THE MISSION OF PILOBOLUS IS TO:
Create, perform, and preserve dances, applying the
collaborative creative methods of Pilobolus.
Expand and diversify audiences through projects of all types and scales in live
performance, film, and digital media, characterized by the qualities of our namesake fungus—
adventurous, adaptive, athletic, surprising and revealing of beauty in unexpected places.
Teach dancers, non-dancers, and organizations how to harness the
creative potential of groups using Pilobolus’s methods.
Pilobolus began at Dartmouth College in New Hampshire in 1971. Moses Pendleton, an English literature major and cross-country skier; Jonathan Wolken, a philosophy science major and fencer; and Steve Johnson, a pre-med student and pole vaulter were enrolled in a dance composition class taught by Alison Becker Chase. In that class, they created their first dance, which they titled “Pilobolus” —and a legacy of movement and magic was born.
Pilobolus crystallinus is a phototropic (light loving) fungus. Commonly known as “Hat Thrower,” its spores accelerate 0–45 mph in the first millimeter of their flight and adhere to wherever they land. The father of Jonathan Wolken was studying pilobolus in his biology lab when the group first formed. The name was apt, and stuck.
The group then went on to create dozens of dance works with its founding members Robby Barnett, Alison Chase, Martha Clarke, Lee Harris, Moses Pendelton, Michael Tracy, and Jonathan Wolken. In the more than four decades since, Pilobolus has performed on Broadway, at the Oscars, and the Olympic games, and has appeared on television, in movies, in advertisements, and in schools and businesses and created over 120 dance works.

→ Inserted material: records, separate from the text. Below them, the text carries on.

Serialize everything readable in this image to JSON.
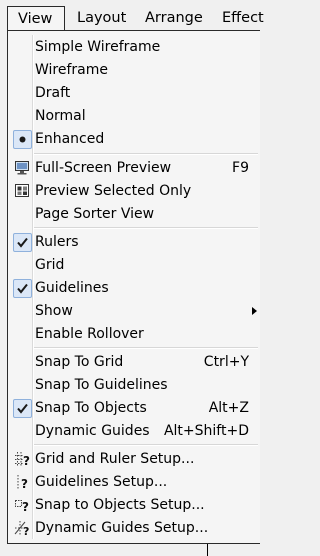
{
  "menubar": {
    "items": [
      {
        "label": "View"
      },
      {
        "label": "Layout"
      },
      {
        "label": "Arrange"
      },
      {
        "label": "Effect"
      }
    ]
  },
  "menu": {
    "items": [
      {
        "label": "Simple Wireframe",
        "shortcut": "",
        "icon": ""
      },
      {
        "label": "Wireframe",
        "shortcut": "",
        "icon": ""
      },
      {
        "label": "Draft",
        "shortcut": "",
        "icon": ""
      },
      {
        "label": "Normal",
        "shortcut": "",
        "icon": ""
      },
      {
        "label": "Enhanced",
        "shortcut": "",
        "icon": "radio-selected-icon"
      },
      {
        "label": "Full-Screen Preview",
        "shortcut": "F9",
        "icon": "monitor-icon"
      },
      {
        "label": "Preview Selected Only",
        "shortcut": "",
        "icon": "preview-selected-icon"
      },
      {
        "label": "Page Sorter View",
        "shortcut": "",
        "icon": ""
      },
      {
        "label": "Rulers",
        "shortcut": "",
        "icon": "checkmark-icon"
      },
      {
        "label": "Grid",
        "shortcut": "",
        "icon": ""
      },
      {
        "label": "Guidelines",
        "shortcut": "",
        "icon": "checkmark-icon"
      },
      {
        "label": "Show",
        "shortcut": "",
        "icon": ""
      },
      {
        "label": "Enable Rollover",
        "shortcut": "",
        "icon": ""
      },
      {
        "label": "Snap To Grid",
        "shortcut": "Ctrl+Y",
        "icon": ""
      },
      {
        "label": "Snap To Guidelines",
        "shortcut": "",
        "icon": ""
      },
      {
        "label": "Snap To Objects",
        "shortcut": "Alt+Z",
        "icon": "checkmark-icon"
      },
      {
        "label": "Dynamic Guides",
        "shortcut": "Alt+Shift+D",
        "icon": ""
      },
      {
        "label": "Grid and Ruler Setup...",
        "shortcut": "",
        "icon": "grid-setup-icon"
      },
      {
        "label": "Guidelines Setup...",
        "shortcut": "",
        "icon": "guidelines-setup-icon"
      },
      {
        "label": "Snap to Objects Setup...",
        "shortcut": "",
        "icon": "snap-setup-icon"
      },
      {
        "label": "Dynamic Guides Setup...",
        "shortcut": "",
        "icon": "dynamic-guides-setup-icon"
      }
    ]
  }
}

The company continues to propel the seeds of expression via human movement to every corner of the world, growing and changing each year while reaching new audiences and exploring new visual and musical planes.